To the description which I have already given of those who are against us, I may add, that they have neither associated nor assisted, or but very few of them; that they are a collection of different bodies blended by accident, having no natural relation to each other; that they have agreed rather out of spite than right; and that, as they met by chance, they will dissolve away again for the want of a cement.

On our side, our object was single, our cause was one; wherefore we cannot separate, neither will we separate. We have stood the experiment of the election, for the sake of knowing the men who were against us. Alas, what are they! One half of them ought to be now asking publick pardon for their former offences; and the other half may think themselves well off that they are let alone. When the enemy enters the country, can they defend themselves? Or will they defend themselves? And if not, are they so foolish as to think that, in times like these, when it is our duty to search the corrupted wound to the bottom, that we, with ten times their strength and number, (if the question were put to the people at large,) will submit to be governed by cowards and Tories?

He that is wise will reflect, that the safest asylum, especially in times of general convulsion, when no settled form of Government prevails, is, the love of the people. All property is safe under their protection. Even in countries

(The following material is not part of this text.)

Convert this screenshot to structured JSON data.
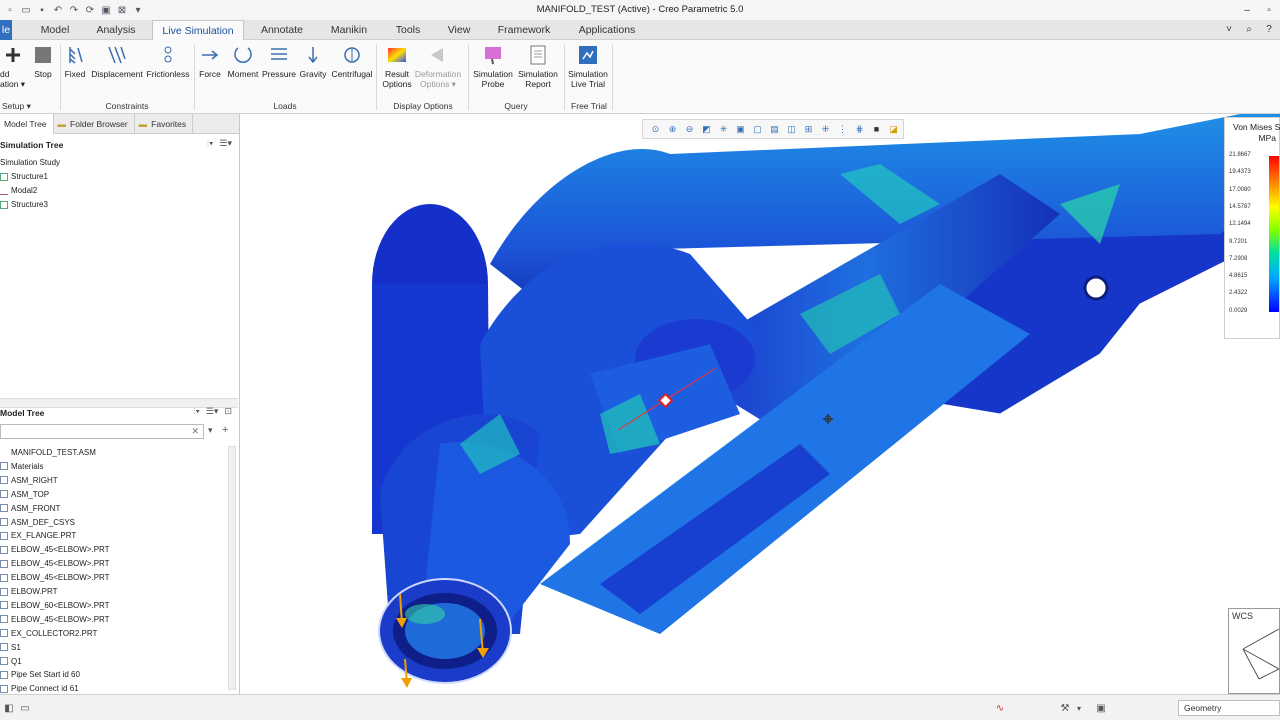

where the lowest and most licentious of them have risen into outrage, they have never departed, from the path of natural honour — volunteers unto death in defence of the person or fortune of those who had served or defended them. Division of property never entered the mind of the populace. It is incompatible with that spirit which impels them into action. An avaricious mob was never heard of; nay, even a miser put in the midst of them, and catching their spirit, would, for that instant, cease to be covetous. I shall conclude this Letter with remarking, that the English fleet and army have, of late, gone upon a different plan of operation to what they first set out with; for, instead of going against those Colonies where independence prevails most, they go against those only where they suppose it prevails least. They have quitted Massachusetts-Bay and gone to North-Carolina, supposing they had many friends there. Why are they expected at New-York, but because they imagine the inhabitants are not generally independents, (yet that Province hath a large share of virtue, notwithstanding the odium which its House of Assembly brought upon it.) From which I argue, that the electing of the King' s Attorney for a Burgess of this city is a fair invitation for them to come here; and in that case, will those who have invited them turn out to repulse them? I suppose not, for in their nine hundred and twenty-three votes, there will not be found more than sixty armed men, perhaps not so many. Wherefore, should such an event happen, which probably will, I here give my first vote to levy the expense attending the expedition against them on the estates of those who have invited them.


Philadelphia, May 9, 1776.



* The Quakers, in 1704, who then made up the whole House of Assembly, zealously guarded their own and the people' s rights against the encroaching power of the Proprietor, who nevertheless outwitted them by finding means to abolish the original charter and introduce another, of which they complained in the following words: "And then by a subtle contrivance and artifice of thine, laid deeper than the capacities of some could fathom, or the circumstances of many could admit time then to consider of, a way was found out to lay the first charter aside and introduce another."

Query. — Would these men have elected the Proprietary persons which you have done!

* Mr˙ Samuel Howell, though on their ticket, was never considered by us a Proprietary dependant.